Not only is mechanical recycling labor intensive if done manually or expensive when automation is used, it is resource intensive. The plastics industry forgot to educate consumers that recycled plastic items have to be clean—free of labels, food and debris. Adhesive or glue-applied labels have to be washed off in a hot water and chemical bath to remove every bit of the unwanted material. Given that potable water is one of the earth’s most valuable and increasingly scarce resources, using it to remove labels and glue from plastic bottles headed for recycling doesn’t seem to be the most prudent use of that resource.

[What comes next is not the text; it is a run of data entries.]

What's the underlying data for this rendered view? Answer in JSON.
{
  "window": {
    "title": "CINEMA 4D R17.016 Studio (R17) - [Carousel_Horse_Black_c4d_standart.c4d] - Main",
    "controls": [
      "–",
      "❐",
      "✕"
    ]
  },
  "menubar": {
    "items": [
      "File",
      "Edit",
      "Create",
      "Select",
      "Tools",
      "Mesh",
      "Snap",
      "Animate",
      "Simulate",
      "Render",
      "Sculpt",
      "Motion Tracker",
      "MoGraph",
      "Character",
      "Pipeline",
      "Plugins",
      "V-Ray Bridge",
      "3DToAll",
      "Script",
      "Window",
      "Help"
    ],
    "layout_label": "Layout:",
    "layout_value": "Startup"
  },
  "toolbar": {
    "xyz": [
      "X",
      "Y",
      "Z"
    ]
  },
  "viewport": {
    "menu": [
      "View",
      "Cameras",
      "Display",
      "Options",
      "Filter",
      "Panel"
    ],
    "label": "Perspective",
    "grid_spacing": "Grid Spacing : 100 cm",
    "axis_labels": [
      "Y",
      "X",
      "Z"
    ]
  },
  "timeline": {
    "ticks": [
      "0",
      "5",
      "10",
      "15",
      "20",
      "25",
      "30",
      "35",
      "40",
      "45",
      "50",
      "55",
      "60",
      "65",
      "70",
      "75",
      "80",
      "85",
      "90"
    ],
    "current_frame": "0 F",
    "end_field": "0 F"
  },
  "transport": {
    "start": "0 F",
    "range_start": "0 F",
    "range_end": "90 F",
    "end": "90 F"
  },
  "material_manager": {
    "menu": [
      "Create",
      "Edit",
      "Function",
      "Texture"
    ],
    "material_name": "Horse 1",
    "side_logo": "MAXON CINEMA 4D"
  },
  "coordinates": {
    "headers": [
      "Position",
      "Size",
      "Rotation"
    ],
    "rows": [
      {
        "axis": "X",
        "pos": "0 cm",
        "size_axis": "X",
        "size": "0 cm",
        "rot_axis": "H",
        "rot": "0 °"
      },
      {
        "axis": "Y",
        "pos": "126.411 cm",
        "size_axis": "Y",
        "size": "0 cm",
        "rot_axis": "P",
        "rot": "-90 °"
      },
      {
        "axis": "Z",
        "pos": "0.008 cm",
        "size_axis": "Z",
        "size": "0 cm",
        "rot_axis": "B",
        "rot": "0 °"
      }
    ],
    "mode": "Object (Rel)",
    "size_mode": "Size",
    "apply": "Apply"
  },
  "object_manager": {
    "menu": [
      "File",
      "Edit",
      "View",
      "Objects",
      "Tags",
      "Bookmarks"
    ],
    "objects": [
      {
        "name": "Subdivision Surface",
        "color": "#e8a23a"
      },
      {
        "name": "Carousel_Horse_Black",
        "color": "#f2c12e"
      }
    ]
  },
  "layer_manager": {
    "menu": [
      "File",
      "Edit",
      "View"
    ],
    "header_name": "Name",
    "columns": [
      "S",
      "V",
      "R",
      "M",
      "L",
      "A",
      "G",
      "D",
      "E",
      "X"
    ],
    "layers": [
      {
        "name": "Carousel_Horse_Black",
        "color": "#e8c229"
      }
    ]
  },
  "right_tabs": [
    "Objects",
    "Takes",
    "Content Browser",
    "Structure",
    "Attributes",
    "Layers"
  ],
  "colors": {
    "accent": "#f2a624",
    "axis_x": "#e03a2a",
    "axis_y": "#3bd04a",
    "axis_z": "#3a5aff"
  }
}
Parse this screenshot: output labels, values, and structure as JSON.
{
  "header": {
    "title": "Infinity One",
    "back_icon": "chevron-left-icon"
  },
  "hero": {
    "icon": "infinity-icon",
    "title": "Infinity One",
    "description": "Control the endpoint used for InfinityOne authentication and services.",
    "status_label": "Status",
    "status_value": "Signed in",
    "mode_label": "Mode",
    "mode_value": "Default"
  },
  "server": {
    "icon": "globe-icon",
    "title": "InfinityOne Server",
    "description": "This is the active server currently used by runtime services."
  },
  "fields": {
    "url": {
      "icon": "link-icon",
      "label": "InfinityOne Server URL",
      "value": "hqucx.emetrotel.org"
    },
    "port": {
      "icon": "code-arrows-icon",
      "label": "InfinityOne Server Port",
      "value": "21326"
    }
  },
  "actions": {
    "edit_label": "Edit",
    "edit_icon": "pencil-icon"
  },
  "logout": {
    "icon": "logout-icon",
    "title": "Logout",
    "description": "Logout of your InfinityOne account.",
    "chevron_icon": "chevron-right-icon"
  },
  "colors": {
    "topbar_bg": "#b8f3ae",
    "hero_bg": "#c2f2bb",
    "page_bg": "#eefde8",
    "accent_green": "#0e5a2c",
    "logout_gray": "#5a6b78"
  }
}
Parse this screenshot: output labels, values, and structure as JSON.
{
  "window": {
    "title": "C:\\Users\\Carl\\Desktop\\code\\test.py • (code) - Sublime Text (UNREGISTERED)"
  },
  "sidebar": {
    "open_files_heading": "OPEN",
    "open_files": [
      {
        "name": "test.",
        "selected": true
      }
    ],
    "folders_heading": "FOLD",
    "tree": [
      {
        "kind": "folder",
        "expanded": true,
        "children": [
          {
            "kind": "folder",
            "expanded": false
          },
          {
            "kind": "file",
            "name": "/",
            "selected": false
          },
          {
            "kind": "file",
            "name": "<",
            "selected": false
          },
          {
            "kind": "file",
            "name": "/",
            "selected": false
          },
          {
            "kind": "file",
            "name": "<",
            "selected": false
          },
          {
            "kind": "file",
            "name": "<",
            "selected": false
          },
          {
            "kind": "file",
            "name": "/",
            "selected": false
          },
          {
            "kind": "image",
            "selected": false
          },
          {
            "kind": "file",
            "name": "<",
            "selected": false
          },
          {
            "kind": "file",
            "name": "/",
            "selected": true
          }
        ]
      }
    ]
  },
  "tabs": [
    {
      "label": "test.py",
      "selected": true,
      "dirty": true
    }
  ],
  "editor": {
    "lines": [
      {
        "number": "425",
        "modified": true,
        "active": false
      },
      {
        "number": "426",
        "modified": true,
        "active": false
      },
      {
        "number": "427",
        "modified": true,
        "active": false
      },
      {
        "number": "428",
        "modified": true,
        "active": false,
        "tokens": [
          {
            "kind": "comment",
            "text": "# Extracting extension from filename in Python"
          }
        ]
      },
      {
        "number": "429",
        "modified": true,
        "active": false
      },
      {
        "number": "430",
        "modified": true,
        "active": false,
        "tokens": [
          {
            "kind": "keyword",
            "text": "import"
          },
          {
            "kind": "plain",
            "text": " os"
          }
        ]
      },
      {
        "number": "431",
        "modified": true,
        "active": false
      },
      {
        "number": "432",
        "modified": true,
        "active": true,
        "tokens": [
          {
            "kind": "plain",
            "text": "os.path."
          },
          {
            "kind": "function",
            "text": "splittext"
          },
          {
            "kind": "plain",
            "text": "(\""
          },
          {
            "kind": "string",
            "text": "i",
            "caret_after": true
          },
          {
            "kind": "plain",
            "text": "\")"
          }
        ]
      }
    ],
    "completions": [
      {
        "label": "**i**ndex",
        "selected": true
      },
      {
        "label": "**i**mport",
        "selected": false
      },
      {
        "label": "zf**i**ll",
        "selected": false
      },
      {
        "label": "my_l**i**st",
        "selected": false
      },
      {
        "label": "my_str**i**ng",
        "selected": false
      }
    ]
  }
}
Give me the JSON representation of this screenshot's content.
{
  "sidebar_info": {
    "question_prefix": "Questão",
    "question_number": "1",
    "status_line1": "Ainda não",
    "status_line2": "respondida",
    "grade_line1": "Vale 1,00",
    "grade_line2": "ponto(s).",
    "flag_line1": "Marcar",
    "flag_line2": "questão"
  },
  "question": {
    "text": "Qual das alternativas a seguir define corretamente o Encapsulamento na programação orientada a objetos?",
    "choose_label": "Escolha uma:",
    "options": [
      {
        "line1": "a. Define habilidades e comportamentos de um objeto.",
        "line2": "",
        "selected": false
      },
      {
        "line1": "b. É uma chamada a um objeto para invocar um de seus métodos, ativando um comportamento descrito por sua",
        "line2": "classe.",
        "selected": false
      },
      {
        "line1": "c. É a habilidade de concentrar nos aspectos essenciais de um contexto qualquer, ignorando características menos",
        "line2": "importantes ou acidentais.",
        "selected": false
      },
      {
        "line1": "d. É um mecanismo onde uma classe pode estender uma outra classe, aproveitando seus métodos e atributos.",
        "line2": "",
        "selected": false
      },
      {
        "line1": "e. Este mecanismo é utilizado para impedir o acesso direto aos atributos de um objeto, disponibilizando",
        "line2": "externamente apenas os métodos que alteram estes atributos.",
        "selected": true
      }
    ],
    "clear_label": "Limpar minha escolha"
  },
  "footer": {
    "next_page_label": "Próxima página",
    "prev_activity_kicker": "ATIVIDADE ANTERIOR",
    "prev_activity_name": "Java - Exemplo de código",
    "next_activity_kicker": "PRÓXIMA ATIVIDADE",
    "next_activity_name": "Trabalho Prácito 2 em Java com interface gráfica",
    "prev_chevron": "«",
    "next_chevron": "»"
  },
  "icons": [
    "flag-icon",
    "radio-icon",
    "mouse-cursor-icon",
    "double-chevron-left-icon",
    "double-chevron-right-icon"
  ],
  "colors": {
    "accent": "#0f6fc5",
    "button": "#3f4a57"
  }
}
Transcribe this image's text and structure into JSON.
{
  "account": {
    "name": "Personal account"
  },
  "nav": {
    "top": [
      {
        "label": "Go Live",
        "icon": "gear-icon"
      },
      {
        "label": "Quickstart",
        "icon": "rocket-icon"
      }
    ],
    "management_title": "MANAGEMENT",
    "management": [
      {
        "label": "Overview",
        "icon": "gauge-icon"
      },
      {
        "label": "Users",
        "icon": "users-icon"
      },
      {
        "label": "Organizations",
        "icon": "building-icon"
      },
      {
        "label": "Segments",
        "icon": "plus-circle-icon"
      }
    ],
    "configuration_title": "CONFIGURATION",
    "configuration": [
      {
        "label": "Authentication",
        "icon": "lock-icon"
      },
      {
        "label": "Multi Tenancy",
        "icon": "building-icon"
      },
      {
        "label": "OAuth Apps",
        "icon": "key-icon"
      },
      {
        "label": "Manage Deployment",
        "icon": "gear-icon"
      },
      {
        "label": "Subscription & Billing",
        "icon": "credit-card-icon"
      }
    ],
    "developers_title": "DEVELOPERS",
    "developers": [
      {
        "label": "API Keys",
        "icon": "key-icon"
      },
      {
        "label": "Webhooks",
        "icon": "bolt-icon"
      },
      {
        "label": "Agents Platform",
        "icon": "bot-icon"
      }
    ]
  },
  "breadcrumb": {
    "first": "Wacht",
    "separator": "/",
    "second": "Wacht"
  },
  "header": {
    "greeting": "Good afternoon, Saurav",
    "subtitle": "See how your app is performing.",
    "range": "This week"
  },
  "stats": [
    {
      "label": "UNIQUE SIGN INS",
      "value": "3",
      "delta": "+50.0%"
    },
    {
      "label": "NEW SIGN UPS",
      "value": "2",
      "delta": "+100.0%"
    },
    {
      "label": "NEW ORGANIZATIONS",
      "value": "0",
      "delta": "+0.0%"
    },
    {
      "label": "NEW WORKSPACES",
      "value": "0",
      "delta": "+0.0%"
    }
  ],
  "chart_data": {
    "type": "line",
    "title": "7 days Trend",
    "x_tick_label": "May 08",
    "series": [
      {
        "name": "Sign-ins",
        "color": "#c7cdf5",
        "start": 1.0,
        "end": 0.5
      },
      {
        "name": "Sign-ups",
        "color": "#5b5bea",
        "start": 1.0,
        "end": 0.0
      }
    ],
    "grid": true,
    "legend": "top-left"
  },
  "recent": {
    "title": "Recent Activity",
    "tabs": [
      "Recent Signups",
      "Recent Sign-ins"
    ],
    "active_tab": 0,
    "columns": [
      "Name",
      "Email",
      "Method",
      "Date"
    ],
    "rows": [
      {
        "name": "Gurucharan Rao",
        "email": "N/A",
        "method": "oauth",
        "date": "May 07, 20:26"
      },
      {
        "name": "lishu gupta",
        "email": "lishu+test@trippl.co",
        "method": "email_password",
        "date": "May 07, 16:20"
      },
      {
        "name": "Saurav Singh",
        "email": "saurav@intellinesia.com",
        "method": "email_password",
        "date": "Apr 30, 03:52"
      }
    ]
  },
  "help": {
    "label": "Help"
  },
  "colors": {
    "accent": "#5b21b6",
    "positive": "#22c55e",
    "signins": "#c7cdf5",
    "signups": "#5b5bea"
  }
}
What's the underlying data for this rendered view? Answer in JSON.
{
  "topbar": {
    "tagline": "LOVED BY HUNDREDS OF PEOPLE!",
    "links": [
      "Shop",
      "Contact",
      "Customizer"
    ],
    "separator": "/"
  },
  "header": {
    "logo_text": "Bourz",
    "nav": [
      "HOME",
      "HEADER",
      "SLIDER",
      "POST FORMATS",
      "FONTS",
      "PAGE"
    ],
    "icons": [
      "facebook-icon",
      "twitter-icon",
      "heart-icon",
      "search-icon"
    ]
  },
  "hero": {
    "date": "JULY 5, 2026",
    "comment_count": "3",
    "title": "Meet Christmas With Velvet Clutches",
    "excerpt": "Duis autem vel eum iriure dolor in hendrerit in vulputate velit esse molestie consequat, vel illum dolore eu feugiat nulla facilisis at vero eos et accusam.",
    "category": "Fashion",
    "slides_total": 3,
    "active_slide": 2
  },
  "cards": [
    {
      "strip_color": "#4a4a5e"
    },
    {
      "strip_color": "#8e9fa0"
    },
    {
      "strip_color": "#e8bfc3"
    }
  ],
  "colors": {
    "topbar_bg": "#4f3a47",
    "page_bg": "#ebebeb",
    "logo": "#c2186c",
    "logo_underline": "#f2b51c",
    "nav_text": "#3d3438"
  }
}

Automating the collection and sorting processes continues to be the Holy Grail for a whole lot of companies in an attempt to solve the problems that remain surrounding recycling. In March 2019, Christopher Mims pointed to this problem in the Wall Street Journal in an article titled, “The ‘Internet of Trash’ Aims to Sort Out Our Recycling Mess.” He enumerated the problems that exist in our industry today when it comes to recycling: Virgin resin that is cheaper than recycled resins; contamination of good recyclable plastic that often has to be relegated to landfills; and the higher cost of recycled plastics due to the cost of cleaning the bottles and containers and removing labels and other contaminants. All of this simply makes recycling—which started out as a simple, good idea—a costly nightmare.
Mims’ article dealt with many of the various schemes that are being tried, such as Waste Management’s method of using “three different kinds of robots working alongside humans to pull contaminants out of a variety of waste streams” and “older systems that blow unwanted items off a conveyor belt with puffs of air.” He noted that Waste Management has partnered with a “startup called Compology, which makes dumpsters ‘smart’ by sticking internet-connected cameras in them” to control accidental contamination of recyclables by alerting haulers that the dumpster is contaminated.
Besides robots and vision systems, artificial intelligence is being employed to help with recycling. An article in Forbes from April 4, 2017, noted that in 2011 Finnish company ZenRobotics came up with a system that was a combination of computer vision, machine learning and artificial intelligence to run synchronized robotic arms to sort and pick recycled materials from moving conveyor belts.
Processing the most easily recyclable containers—PET water bottles and HDPE milk/juice/water jugs—is one thing. What to do with the other five “recyclable” but, in reality, hard-to-recycle plastic materials? There are several answers.
Read the rest of this article, which discusses the pros and cons of various programs and technologies for solving the plastic waste dilemma, including returnable packaging schemes, chemical recycling, pyrolysis and waste to fuel, by downloading this free PDF.